#### RECORDS TO USE

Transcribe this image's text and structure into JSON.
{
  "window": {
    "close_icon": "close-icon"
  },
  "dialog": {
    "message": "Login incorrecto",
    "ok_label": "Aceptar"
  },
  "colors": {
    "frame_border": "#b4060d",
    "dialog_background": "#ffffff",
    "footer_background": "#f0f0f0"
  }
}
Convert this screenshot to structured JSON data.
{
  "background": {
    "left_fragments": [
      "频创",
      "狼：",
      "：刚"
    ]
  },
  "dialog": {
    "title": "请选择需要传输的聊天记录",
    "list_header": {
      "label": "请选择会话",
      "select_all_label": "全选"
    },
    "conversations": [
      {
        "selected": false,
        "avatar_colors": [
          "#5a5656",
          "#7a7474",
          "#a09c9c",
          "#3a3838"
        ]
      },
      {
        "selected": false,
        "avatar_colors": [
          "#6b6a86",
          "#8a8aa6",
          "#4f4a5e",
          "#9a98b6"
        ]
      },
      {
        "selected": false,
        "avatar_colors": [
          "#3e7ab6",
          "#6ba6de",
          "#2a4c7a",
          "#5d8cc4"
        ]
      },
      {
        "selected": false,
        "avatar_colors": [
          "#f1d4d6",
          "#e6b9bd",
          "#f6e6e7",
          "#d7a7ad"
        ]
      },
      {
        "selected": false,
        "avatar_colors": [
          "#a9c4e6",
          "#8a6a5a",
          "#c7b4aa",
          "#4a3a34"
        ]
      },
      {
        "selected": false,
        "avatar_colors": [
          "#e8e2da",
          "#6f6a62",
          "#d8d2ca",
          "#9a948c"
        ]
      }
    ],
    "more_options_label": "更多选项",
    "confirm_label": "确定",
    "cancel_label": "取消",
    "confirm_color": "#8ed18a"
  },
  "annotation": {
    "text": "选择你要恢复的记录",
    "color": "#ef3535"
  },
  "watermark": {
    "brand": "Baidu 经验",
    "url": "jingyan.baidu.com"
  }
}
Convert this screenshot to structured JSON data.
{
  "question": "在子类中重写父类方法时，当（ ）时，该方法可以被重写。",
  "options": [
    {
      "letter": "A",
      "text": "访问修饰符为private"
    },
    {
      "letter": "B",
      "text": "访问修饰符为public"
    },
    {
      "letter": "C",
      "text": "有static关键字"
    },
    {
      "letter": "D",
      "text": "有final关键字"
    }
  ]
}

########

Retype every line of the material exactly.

Transcribe this image's text and structure into JSON.
{
  "window": {
    "close_icon": "close-icon"
  },
  "dialog": {
    "message": "Login incorrecto",
    "ok_label": "Aceptar"
  },
  "colors": {
    "frame_border": "#b4060d",
    "dialog_background": "#ffffff",
    "footer_background": "#f0f0f0"
  }
}
Convert this screenshot to structured JSON data.
{
  "background": {
    "left_fragments": [
      "频创",
      "狼：",
      "：刚"
    ]
  },
  "dialog": {
    "title": "请选择需要传输的聊天记录",
    "list_header": {
      "label": "请选择会话",
      "select_all_label": "全选"
    },
    "conversations": [
      {
        "selected": false,
        "avatar_colors": [
          "#5a5656",
          "#7a7474",
          "#a09c9c",
          "#3a3838"
        ]
      },
      {
        "selected": false,
        "avatar_colors": [
          "#6b6a86",
          "#8a8aa6",
          "#4f4a5e",
          "#9a98b6"
        ]
      },
      {
        "selected": false,
        "avatar_colors": [
          "#3e7ab6",
          "#6ba6de",
          "#2a4c7a",
          "#5d8cc4"
        ]
      },
      {
        "selected": false,
        "avatar_colors": [
          "#f1d4d6",
          "#e6b9bd",
          "#f6e6e7",
          "#d7a7ad"
        ]
      },
      {
        "selected": false,
        "avatar_colors": [
          "#a9c4e6",
          "#8a6a5a",
          "#c7b4aa",
          "#4a3a34"
        ]
      },
      {
        "selected": false,
        "avatar_colors": [
          "#e8e2da",
          "#6f6a62",
          "#d8d2ca",
          "#9a948c"
        ]
      }
    ],
    "more_options_label": "更多选项",
    "confirm_label": "确定",
    "cancel_label": "取消",
    "confirm_color": "#8ed18a"
  },
  "annotation": {
    "text": "选择你要恢复的记录",
    "color": "#ef3535"
  },
  "watermark": {
    "brand": "Baidu 经验",
    "url": "jingyan.baidu.com"
  }
}
Convert this screenshot to structured JSON data.
{
  "question": "在子类中重写父类方法时，当（ ）时，该方法可以被重写。",
  "options": [
    {
      "letter": "A",
      "text": "访问修饰符为private"
    },
    {
      "letter": "B",
      "text": "访问修饰符为public"
    },
    {
      "letter": "C",
      "text": "有static关键字"
    },
    {
      "letter": "D",
      "text": "有final关键字"
    }
  ]
}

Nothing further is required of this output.